Clark University generated 10 unanswered points during the final two minutes of regulation to claim a one-point lead, but a three-point play by MIT’s Mari R. Kordell ‘15 with 24.3 seconds on the clock and another free throw by the point guard with 0.7 ticks left helped the Engineers capture a 61-58 NEWMAC women’s basketball victory on Saturday, February 15. Kordell led all players with 21 points and added two steals for MIT, which improved to 10-13 on the year and 7-11 in conference play. Ashleigh Condon paced the Cougars (9-14, 6-12 NEWMAC) with 15 points to go along with a game-high five steals and three assists.
In a back-and-forth battle, the nationally-ranked No. 11 MIT men’s volleyball team emerged with a 22-25, 25-20, 22-25, 25-21, 15-10 victory over host Wentworth Institute of Technology on Saturday, February 15. Later on in the tri-match, the Engineers (9-2) swept City College of New York, 25-8, 25-14, 25-20.

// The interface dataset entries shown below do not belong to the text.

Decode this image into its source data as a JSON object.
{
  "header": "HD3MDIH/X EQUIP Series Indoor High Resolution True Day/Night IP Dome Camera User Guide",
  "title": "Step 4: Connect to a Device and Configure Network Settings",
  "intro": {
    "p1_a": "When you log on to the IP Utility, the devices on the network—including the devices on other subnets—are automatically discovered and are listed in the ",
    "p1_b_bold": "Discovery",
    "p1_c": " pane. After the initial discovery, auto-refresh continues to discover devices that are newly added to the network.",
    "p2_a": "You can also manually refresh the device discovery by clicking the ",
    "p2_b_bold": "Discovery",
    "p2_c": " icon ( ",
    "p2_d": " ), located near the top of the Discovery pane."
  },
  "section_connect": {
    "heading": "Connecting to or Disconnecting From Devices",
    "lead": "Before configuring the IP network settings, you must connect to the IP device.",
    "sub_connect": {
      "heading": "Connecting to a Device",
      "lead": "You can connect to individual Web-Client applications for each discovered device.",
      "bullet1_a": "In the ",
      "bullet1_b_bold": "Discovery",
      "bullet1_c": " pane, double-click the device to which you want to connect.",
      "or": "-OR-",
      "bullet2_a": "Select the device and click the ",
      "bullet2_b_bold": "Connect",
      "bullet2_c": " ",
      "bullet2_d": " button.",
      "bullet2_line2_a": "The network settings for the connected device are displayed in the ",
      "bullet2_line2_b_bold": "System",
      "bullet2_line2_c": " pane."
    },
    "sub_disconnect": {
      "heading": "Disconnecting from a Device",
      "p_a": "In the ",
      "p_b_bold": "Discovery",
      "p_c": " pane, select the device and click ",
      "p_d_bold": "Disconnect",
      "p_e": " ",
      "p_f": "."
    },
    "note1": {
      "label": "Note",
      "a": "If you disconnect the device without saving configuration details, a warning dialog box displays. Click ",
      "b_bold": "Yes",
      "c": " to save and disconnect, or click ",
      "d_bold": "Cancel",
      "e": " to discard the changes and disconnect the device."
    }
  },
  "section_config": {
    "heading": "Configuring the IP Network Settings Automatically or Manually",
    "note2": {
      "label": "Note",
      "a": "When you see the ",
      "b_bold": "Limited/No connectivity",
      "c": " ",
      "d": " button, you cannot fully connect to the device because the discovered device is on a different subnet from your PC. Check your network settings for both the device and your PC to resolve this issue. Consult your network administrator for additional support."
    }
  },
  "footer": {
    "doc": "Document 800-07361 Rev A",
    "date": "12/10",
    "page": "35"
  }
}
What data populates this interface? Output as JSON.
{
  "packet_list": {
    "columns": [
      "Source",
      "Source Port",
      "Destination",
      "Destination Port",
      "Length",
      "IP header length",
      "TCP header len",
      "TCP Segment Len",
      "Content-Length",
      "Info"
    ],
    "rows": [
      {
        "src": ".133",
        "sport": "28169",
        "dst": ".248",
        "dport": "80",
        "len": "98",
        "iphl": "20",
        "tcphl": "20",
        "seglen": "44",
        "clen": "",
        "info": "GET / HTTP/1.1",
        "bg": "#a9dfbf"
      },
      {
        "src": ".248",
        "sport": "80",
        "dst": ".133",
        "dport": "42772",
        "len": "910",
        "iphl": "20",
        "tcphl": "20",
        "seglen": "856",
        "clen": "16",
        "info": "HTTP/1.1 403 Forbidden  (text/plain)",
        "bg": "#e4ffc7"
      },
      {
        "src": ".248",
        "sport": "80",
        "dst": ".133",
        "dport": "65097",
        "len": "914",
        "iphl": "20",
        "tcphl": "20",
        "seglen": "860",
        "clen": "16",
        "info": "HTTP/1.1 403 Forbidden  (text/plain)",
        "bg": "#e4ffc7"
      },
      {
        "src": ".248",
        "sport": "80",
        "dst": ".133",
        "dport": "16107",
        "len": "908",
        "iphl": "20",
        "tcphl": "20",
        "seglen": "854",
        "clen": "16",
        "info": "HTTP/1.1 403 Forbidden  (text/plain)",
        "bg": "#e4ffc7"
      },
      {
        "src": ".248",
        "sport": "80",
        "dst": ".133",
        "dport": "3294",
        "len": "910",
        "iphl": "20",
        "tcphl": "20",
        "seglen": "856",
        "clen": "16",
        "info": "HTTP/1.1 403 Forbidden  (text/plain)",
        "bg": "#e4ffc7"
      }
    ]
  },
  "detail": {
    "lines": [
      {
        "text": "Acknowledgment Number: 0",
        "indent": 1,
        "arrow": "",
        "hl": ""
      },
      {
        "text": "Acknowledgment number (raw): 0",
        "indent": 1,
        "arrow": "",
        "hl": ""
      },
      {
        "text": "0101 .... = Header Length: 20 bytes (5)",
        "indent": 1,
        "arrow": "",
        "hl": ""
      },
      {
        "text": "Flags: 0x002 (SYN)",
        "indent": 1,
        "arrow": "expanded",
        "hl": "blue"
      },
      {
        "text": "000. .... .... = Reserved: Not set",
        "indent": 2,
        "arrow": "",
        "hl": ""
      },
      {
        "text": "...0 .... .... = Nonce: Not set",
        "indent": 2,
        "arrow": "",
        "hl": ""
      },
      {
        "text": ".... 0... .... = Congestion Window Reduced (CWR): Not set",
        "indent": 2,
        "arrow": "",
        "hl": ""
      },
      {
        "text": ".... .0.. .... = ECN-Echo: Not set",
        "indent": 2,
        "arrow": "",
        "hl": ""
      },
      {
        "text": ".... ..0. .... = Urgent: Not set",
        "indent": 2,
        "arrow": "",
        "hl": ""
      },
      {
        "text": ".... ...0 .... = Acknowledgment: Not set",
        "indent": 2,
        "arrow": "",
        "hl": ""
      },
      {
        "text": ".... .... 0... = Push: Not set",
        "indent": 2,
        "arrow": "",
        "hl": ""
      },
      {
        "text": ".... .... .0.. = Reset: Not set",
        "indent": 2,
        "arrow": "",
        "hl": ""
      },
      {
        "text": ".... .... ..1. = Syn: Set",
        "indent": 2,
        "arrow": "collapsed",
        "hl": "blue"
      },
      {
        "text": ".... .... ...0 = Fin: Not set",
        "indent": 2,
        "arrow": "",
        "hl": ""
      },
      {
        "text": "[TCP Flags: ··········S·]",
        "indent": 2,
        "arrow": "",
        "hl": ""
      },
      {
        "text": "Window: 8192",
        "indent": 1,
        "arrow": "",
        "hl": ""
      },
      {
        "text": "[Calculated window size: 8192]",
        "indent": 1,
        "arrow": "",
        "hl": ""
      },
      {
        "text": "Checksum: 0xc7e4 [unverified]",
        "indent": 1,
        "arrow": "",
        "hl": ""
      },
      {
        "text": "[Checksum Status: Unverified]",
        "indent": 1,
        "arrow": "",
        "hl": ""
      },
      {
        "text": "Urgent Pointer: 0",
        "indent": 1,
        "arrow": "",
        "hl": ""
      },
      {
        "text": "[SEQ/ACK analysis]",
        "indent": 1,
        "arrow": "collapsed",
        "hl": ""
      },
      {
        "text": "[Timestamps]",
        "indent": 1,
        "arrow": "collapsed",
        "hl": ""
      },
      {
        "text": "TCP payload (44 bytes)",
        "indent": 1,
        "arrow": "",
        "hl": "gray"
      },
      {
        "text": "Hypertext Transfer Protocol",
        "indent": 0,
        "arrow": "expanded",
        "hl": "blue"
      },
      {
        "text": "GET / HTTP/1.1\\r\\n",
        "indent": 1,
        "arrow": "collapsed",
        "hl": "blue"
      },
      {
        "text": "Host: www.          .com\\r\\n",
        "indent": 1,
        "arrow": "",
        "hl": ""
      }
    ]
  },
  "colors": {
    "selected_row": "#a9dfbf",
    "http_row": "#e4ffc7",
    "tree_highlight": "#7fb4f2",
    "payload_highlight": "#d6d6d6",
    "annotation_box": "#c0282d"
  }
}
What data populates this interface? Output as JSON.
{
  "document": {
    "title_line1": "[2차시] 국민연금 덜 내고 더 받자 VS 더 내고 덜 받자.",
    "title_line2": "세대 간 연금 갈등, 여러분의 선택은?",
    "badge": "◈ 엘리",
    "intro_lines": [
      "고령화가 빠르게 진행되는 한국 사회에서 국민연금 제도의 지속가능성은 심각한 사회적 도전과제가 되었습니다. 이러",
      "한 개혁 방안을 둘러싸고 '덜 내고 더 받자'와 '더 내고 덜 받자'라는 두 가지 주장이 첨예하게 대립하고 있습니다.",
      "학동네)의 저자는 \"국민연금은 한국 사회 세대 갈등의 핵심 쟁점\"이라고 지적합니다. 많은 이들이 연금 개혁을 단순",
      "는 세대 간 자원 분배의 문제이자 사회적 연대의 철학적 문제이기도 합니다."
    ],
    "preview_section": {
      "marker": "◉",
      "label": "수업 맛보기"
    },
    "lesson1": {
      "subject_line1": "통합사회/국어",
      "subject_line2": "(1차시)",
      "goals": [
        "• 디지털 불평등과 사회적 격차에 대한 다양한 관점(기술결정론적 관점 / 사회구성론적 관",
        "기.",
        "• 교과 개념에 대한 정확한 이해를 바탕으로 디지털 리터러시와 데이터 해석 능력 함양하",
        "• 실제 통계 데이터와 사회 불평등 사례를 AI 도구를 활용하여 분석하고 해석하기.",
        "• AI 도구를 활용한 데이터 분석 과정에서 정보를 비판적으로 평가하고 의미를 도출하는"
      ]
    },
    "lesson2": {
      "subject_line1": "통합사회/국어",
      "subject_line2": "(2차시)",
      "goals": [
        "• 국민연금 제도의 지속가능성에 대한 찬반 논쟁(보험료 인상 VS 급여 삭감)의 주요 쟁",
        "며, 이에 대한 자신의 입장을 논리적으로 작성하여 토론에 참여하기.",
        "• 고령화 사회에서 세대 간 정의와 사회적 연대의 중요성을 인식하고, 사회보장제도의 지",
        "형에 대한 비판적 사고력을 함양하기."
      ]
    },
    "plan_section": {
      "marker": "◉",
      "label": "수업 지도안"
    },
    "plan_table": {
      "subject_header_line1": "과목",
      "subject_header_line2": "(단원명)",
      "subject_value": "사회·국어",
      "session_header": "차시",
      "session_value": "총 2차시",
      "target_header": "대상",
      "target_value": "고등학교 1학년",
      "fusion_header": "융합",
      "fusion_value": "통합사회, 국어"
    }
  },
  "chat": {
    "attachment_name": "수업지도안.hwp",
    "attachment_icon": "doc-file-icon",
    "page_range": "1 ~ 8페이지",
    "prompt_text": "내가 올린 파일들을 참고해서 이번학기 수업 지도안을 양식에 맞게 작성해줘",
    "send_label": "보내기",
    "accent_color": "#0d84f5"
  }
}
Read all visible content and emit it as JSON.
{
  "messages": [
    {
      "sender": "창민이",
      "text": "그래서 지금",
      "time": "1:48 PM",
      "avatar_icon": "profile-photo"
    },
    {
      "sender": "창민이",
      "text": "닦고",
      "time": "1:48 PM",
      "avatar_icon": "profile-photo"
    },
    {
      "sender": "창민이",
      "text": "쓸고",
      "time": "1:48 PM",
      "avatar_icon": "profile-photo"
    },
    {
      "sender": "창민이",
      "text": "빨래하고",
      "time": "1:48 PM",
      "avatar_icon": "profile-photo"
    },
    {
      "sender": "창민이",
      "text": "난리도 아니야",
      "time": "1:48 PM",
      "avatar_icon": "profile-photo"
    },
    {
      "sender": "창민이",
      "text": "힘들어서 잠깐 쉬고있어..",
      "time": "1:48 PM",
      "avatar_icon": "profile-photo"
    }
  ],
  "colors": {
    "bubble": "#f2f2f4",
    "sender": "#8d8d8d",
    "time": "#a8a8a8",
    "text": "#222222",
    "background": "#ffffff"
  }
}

Events Feb. 18 – Feb. 24 Tuesday (12:00 p.m. – 4:00 p.m.) Family Week at the List: Color, with color wheel workshop in the Atrium 12 to 4 p.m. and family friendly tour at 2 p.m. — E15, Upper Atrium (8:00 p.m. – 10:00 p.m.) LSC shows Non-Stop, free advance screening — 26-100 Wednesday (4:00 p.m. – 6:00 p.m.) A Genealogy of the Gift: Blood Donation and Altruism in an Age of Strangers, sponsored by HASTS and the SHASS Dean’s Office — E51-095 (4:00 p.m. – 5:00 p.m.) Off the Record 1:1 with a Silicon Valley Tech Recruiter, free giveaways, sponsored by A9 and MIT GECD — 5-134 Thursday (8:00 a.m. – 1:00 p.m.) Choose to Reuse, drop-off begins at 8:00 a.m. and choosing starts at 11:00 a.m., sponsored by Working Green Committee and Department of Facilities — 32 first floor (3:00 p.m. – 4:30 p.m.) Women in Energy, featuring panelists from Shell Oil Co. with snacks, refreshments, and speed networking at 4:00 p.m., RSVP by Feb. 19 — Media Lab 6th floor, Silverman Skyline Room Friday (5:30 p.m. – 7:30 p.m.) Dumpling Feast contest, family friendly, sponsored by MIT Spouses & Partners and the MIT Postdoctoral Association — 66-201 (Walker Lounge) (8:00 p.m. – 10:00 p.m.) Mediterranean Night, with food and music for $10, sponsored by Spain@MIT — W20-208 Saturday (1:00 p.m. – 3:00 p.m.) Multimedia Chain Reaction with the MIT Society of Women Engineers at the MIT Museum, free with museum admission — N51 (7:30 p.m. – 10:30 p.m.) Romanian Dance Party, free for MIT affiliates, $3 for public, sponsored by the Romanian Students Association and GSC — Walker Memorial (Muddy Charles Pub) Sunday (3:00 p.m. – 4:30 p.m.) Harpsichord Recital by Peter Sykes, sponsored by Music and Theater Arts — 14W-111 (Killian Hall) (6:00 p.m. – 8:00 p.m.) Chinese Lantern Festival and Riddle Night, sponsored by ARCADE and the Chinese Student and Scholar Association — Ashdown-Hulsizer Monday (12:00 p.m. – 1:30 p.m.) Lonely Ideas: Can Russia Compete?, public lecture featuring Loren Graham and his new book, with brown bag lunch — E70-1201a (6:00 p.m. – 7:30 p.m.) Tea with Nefertiti: or How the Arts Shape Culture, sponsored by the Aga Khan Program for Islamic Architecture — 3-133 Send your campus events to email@example.com.